Soon, the trail bears right at a split-rail fence. It ascends gradually on a winding footpath through mountain laurel thickets, and crosses a crushed-stone service road. Near the top of the hill, it again crosses the road. The elevation at this junction, 268 feet above sea level, is the highest on the trail. Just to the left – at the southwest corner of the fence that surrounds a water tower – is the highest point in the park, 274 feet above sea level.
Follow the Grand Tour Trail as it descends on a sandy road, soon crossing the Cuesta Ridge Trail, which follows a wider road. The Grand Tour Trail continues to descend gradually. Soon, it narrows to a footpath and enters the remote Monmouth Hills section of the park.

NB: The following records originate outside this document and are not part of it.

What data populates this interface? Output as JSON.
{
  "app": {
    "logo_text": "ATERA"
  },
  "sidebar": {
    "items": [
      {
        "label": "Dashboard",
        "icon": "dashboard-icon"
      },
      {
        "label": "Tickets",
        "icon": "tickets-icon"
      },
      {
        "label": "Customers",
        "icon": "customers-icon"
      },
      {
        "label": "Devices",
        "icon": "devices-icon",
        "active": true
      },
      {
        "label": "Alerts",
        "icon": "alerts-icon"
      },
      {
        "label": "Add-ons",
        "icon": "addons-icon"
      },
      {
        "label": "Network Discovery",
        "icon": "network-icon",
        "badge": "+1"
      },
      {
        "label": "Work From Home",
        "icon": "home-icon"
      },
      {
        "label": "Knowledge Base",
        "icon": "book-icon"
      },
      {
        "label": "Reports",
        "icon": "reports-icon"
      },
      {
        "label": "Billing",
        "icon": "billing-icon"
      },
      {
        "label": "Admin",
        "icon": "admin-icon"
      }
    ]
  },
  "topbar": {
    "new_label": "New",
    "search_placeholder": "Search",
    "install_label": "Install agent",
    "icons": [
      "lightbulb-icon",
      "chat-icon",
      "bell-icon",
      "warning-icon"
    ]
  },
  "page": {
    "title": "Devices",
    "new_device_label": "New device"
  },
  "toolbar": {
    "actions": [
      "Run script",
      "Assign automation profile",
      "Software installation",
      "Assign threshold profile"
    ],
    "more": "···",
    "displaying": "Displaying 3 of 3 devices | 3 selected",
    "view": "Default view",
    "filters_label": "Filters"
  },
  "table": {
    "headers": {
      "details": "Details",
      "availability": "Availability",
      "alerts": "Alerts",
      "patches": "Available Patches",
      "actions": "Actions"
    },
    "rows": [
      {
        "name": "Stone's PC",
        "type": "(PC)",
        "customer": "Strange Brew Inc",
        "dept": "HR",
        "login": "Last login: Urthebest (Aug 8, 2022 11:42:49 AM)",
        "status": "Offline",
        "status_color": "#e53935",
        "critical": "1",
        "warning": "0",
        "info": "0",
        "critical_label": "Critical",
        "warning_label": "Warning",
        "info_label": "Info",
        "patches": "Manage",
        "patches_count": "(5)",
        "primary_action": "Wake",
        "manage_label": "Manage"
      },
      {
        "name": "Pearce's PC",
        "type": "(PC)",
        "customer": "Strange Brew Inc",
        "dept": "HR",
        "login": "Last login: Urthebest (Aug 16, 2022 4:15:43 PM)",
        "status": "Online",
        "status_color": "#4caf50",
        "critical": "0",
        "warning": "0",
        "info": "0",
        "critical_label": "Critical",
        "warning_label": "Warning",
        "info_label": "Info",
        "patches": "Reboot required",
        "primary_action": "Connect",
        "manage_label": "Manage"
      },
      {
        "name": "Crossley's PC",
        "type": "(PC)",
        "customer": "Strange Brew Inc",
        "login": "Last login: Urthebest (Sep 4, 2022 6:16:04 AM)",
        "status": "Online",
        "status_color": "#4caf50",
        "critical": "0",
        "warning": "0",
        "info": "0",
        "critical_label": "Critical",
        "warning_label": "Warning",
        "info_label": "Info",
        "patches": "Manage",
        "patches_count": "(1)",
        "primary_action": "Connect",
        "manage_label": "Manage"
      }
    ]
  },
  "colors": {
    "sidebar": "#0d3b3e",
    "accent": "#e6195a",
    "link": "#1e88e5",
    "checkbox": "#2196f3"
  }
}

The winding trail descends to a junction. Continue straight ahead, following the sign for the Grand Tour West. The trail now passes through thick stands of holly, with the trail tunneling under the holly at one point. It continues through an area with tangled vines. After curving to the right, the trail reaches a junction marked by a signpost. Here, a side trail leaves to the left, but you should continue ahead, following signs to the "trailhead." The trail passes some more holly trees and tangled vines and soon reaches another junction marked with a signpost (this junction is not shown on the park map). Here, a side trail to the left leads out to Hartshorne Road, but you should turn right, following the sign to the "trailhead."

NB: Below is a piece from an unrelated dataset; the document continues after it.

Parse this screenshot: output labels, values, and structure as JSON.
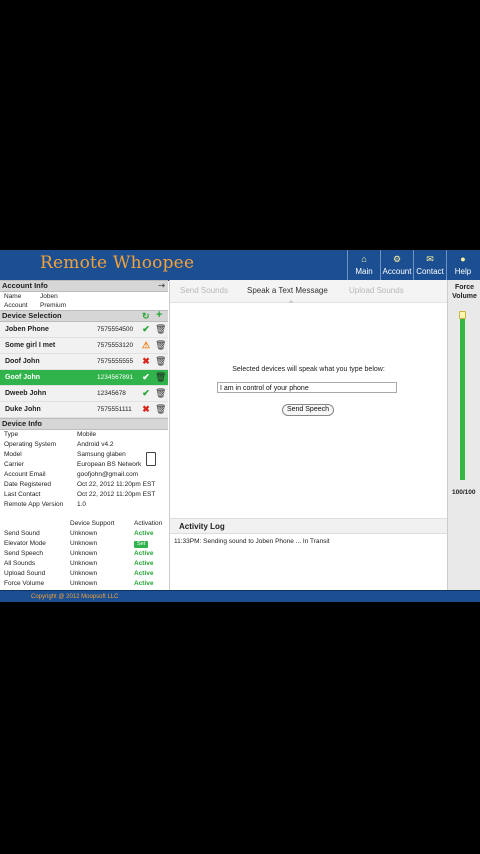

After passing more tangled vines, the trail arrives at a junction. Here, you should turn left and proceed uphill past several huge trees. After descending a little, the trail continues to ascend on a winding path to the crest of a hill, with limited seasonal views to the left over the Navesink River. The trail now begins to descend, going through an area with many trees downed by Hurricane Sandy and passing a wooden cabin on the left. Just beyond, it reaches another intersection. This is the lowest point on the trail, 40 feet above sea level. Here, the trail turns right on a sandy road, passing houses to the left. Soon, the road narrows to a footpath and passes through mountain laurel thickets.
In another quarter of a mile, to the left of the trail, watch carefully for a tulip tree that appears to be growing out of a horizontal log. The most likely explanation of this unusual feature is that the tree was blown over when young, but its roots remained intact and an upward-pointing branch continued growing as the new trunk. The trail now climbs to reach a junction with the Laurel Ridge Trail. Here you should turn left and follow the Laurel Ridge Trail, which proceeds along the side of a hill, with views through the trees of the ridge to the east. It continues through mountain laurel thickets, with some holly trees.

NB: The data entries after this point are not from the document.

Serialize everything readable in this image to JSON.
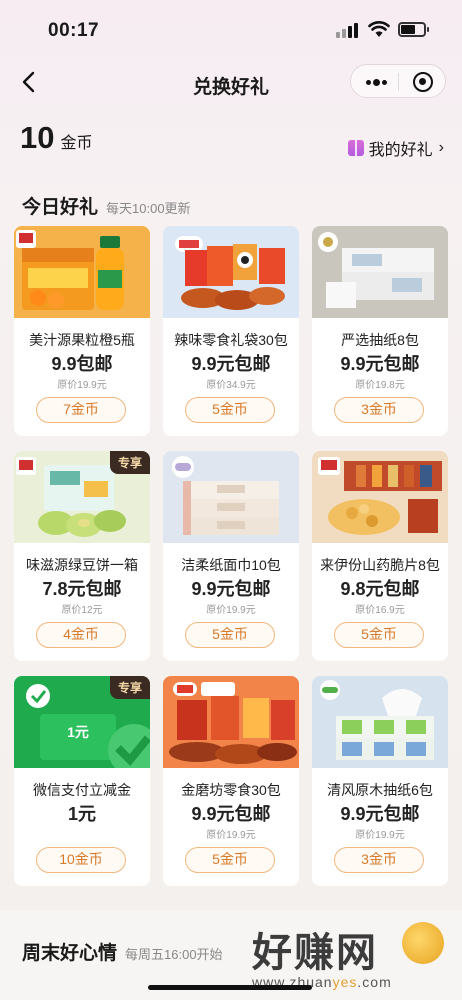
{
  "status_bar": {
    "time": "00:17"
  },
  "nav": {
    "title": "兑换好礼"
  },
  "wallet": {
    "coins": "10",
    "unit": "金币",
    "my_gifts": "我的好礼"
  },
  "today_section": {
    "title": "今日好礼",
    "subtitle": "每天10:00更新"
  },
  "weekend_section": {
    "title": "周末好心情",
    "subtitle": "每周五16:00开始"
  },
  "products": [
    {
      "name": "美汁源果粒橙5瓶",
      "price": "9.9包邮",
      "original": "原价19.9元",
      "cost": "7金币",
      "tag": "",
      "img": "orange"
    },
    {
      "name": "辣味零食礼袋30包",
      "price": "9.9元包邮",
      "original": "原价34.9元",
      "cost": "5金币",
      "tag": "",
      "img": "snack"
    },
    {
      "name": "严选抽纸8包",
      "price": "9.9元包邮",
      "original": "原价19.8元",
      "cost": "3金币",
      "tag": "",
      "img": "tissue"
    },
    {
      "name": "味滋源绿豆饼一箱",
      "price": "7.8元包邮",
      "original": "原价12元",
      "cost": "4金币",
      "tag": "专享",
      "img": "cake"
    },
    {
      "name": "洁柔纸面巾10包",
      "price": "9.9元包邮",
      "original": "原价19.9元",
      "cost": "5金币",
      "tag": "",
      "img": "face"
    },
    {
      "name": "来伊份山药脆片8包",
      "price": "9.8元包邮",
      "original": "原价16.9元",
      "cost": "5金币",
      "tag": "",
      "img": "chips"
    },
    {
      "name": "微信支付立减金",
      "price": "1元",
      "original": "",
      "cost": "10金币",
      "tag": "专享",
      "img": "wechat"
    },
    {
      "name": "金磨坊零食30包",
      "price": "9.9元包邮",
      "original": "原价19.9元",
      "cost": "5金币",
      "tag": "",
      "img": "snack2"
    },
    {
      "name": "清风原木抽纸6包",
      "price": "9.9元包邮",
      "original": "原价19.9元",
      "cost": "3金币",
      "tag": "",
      "img": "tissue2"
    }
  ],
  "wechat_card_amount": "1元",
  "watermark": {
    "text": "好赚网",
    "url_prefix": "www.zhuan",
    "url_accent": "yes",
    "url_suffix": ".com"
  }
}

After traversing an area with dense holly trees and tangled vines, the trail curves sharply to the right and begins to ascend, now heading northward. Leveling off on the crest of the ridge, it reaches a junction (marked by a signpost) where a side trail to the left leads to the Claypit Creek Overlook. Follow this side trail through dense mountain laurel to the overlook. The view has largely grown in, but during leaf-off season, there are views through the trees of Claypit Creek, the Navesink River, the Oceanic Bridge and the Rumson Peninsula.
Return to the main trail and turn left. The Laurel Ridge Trail now begins to descend, first on a stone-bordered switchback, then through mountain laurel thickets. With paved Hartshorne Road directly ahead, bear right and follow the trail as it heads north. After climbing a little, the trail descends rather steeply to the kiosk at the Buttermilk Valley parking area, where the hike began.